If you're an Asimov fan, FOUNDATION'S EDGE should be required reading. It did, after all, win the Good Doctor the 1983 Hugo award for best novel. On the other hand, if you're new to Asimov, this isn't the place to start. Instead, check out the FOUNDATION trilogy, or the Robot novels (THE CAVES OF STEEL and THE NAKED SUN -- the later ROBOTS OF DAWN and ROBOTS AND EMPIRE were part of Asimov's retrofitting project.) Better yet, read his short stories, collected in two excellent volumes titled THE COMPLETE STORIES I and II. It is those stories which cemented his reputation as a world class sf author, and I would argue that it is that reputation, rather than any particular virtue of this novel, that FOUNDATION'S EDGE's Hugo acknowledges.
Essentially, a couple key people in the First Foundation realize that the Second Foundation survives and is likely still guiding the First Foundation in following the Seldon Plan. Mayor Branno of Terminus sends the young politician Golan Trevize out to attempt to draw the Second Foundation's attention and thus bring them out of hiding.

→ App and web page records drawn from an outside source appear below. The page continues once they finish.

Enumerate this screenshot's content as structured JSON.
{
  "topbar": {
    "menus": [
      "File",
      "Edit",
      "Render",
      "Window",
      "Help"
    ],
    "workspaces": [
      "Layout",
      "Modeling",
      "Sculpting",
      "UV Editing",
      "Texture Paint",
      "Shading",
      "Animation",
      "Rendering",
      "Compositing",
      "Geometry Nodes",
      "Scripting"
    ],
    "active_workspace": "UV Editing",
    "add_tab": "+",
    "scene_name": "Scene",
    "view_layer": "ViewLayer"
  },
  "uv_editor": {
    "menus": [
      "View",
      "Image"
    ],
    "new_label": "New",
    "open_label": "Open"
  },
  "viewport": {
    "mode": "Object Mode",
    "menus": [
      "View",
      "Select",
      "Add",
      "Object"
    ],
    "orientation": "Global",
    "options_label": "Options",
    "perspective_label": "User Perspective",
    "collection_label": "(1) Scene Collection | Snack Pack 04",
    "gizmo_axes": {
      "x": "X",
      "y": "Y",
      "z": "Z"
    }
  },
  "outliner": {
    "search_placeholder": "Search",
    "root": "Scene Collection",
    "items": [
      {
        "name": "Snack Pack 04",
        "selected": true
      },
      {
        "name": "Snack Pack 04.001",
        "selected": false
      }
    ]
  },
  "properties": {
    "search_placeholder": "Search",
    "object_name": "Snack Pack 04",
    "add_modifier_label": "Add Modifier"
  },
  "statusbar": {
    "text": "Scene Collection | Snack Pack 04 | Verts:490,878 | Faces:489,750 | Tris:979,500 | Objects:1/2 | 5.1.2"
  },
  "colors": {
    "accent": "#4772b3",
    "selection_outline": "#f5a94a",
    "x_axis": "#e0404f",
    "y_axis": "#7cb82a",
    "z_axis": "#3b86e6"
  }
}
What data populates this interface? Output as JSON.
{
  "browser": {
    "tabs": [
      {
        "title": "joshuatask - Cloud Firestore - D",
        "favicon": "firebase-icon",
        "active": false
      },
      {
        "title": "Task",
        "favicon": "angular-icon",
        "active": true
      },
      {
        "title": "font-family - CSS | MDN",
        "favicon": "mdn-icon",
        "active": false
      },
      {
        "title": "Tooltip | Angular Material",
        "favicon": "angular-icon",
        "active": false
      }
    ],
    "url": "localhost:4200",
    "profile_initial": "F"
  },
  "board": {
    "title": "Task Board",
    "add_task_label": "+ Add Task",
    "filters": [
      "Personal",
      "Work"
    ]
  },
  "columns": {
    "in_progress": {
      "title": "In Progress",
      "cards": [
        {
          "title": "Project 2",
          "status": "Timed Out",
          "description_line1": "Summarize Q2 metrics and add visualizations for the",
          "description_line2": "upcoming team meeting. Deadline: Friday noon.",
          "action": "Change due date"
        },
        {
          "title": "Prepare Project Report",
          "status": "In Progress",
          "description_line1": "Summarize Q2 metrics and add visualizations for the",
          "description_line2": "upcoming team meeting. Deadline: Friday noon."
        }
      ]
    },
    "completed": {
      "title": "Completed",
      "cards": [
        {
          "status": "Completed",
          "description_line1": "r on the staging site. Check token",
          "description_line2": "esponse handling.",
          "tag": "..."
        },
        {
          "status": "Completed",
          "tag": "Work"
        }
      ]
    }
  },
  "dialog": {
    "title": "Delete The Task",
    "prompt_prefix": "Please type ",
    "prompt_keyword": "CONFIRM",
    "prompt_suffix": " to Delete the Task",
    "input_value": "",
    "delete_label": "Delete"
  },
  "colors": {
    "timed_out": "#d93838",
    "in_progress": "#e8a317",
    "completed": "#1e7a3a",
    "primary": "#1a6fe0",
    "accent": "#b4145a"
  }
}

At the same time, Stor Gendibal of the Second Foundation believes that things are going too smoothly and that some third party may be directing humanity's course, even to the extent of controlling the Second Foundation! He is also aware of Trevize's mission (through a secret agent on Terminus) and thinks that Trevize is headed for a rendezvous with this other organization. So Gendibal sets out to pursue Trevize and to hopefully locate this sinister controlling entity.
Some very surprising information is revealed in the last couple chapters of the book. To fully appreciate the revelations, you should read the four-book Robot series prior to reading Foundation's Edge. In addition, Asimov makes a couple references to the third Empire novel "Pebble In The Sky". Therefore, I recommend first reading the Robot series, then the Empire series (three books), and finally the seven Foundation novels. This will give you Asimov's complete vision in chronological order.
Overall I enjoyed Foundation's Edge and liked the new characters it introduced. It's a fairly long read but the pace picks up when the plot lines begin converging about two-thirds of the way through. As usual, Asimov is heavy on dialogue and is fond of explaining things through debates or discussions between characters. The ending is a bit weak and doesn't resolve everything but fortunately the novel "Foundation and Earth" picks up right where Edge leaves off. I'm looking forward to reading the final chapter in this wonderful saga.